**PROBLEM STATEMENT**
From the line containing "What's the underlying" through the last line of the listing, output each line exactly as it stands. Omit pictures.

**DATA TO EXAMINE**
╔══
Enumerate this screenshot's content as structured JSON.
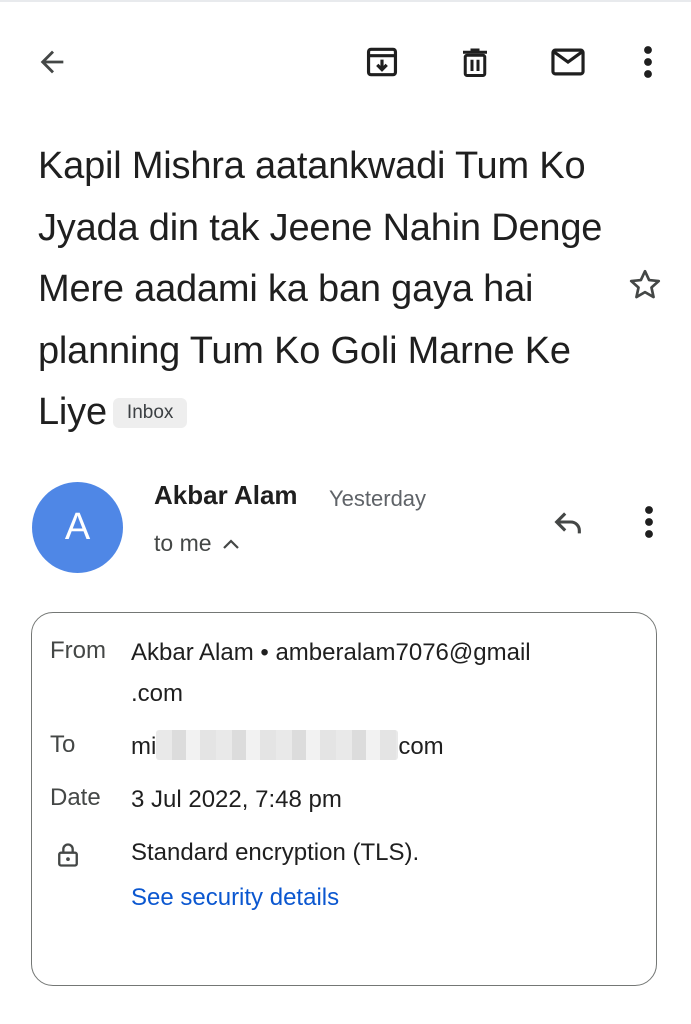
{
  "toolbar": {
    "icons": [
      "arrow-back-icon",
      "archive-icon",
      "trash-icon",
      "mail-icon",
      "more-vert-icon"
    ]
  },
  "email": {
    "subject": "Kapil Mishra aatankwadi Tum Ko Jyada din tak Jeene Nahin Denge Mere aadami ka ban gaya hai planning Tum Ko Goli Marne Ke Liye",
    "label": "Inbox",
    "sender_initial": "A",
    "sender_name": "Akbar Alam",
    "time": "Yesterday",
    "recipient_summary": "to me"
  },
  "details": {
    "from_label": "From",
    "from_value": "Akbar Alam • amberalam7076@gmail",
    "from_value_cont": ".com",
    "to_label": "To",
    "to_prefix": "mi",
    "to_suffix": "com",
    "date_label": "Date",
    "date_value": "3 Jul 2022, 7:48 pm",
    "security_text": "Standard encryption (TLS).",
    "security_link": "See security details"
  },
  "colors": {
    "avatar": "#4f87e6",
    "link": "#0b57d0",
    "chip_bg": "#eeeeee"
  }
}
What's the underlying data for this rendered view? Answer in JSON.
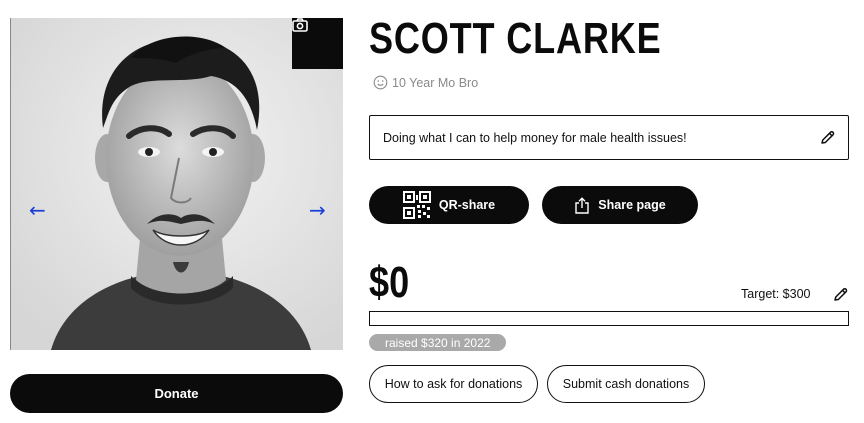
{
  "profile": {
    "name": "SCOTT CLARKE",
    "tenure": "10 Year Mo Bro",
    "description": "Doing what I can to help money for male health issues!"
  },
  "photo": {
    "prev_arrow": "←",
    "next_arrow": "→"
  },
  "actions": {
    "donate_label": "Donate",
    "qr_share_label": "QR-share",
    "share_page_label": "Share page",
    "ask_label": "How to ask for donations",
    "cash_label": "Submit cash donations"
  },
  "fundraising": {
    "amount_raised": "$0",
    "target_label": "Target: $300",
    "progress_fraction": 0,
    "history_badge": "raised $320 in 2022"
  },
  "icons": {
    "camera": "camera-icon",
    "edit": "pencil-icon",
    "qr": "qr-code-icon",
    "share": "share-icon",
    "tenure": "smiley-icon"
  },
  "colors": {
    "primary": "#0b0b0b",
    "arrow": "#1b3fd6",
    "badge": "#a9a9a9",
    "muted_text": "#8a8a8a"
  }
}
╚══
**YOUR RESPONSE**
What's the underlying data for this rendered view? Answer in JSON.
{
  "profile": {
    "name": "SCOTT CLARKE",
    "tenure": "10 Year Mo Bro",
    "description": "Doing what I can to help money for male health issues!"
  },
  "photo": {
    "prev_arrow": "←",
    "next_arrow": "→"
  },
  "actions": {
    "donate_label": "Donate",
    "qr_share_label": "QR-share",
    "share_page_label": "Share page",
    "ask_label": "How to ask for donations",
    "cash_label": "Submit cash donations"
  },
  "fundraising": {
    "amount_raised": "$0",
    "target_label": "Target: $300",
    "progress_fraction": 0,
    "history_badge": "raised $320 in 2022"
  },
  "icons": {
    "camera": "camera-icon",
    "edit": "pencil-icon",
    "qr": "qr-code-icon",
    "share": "share-icon",
    "tenure": "smiley-icon"
  },
  "colors": {
    "primary": "#0b0b0b",
    "arrow": "#1b3fd6",
    "badge": "#a9a9a9",
    "muted_text": "#8a8a8a"
  }
}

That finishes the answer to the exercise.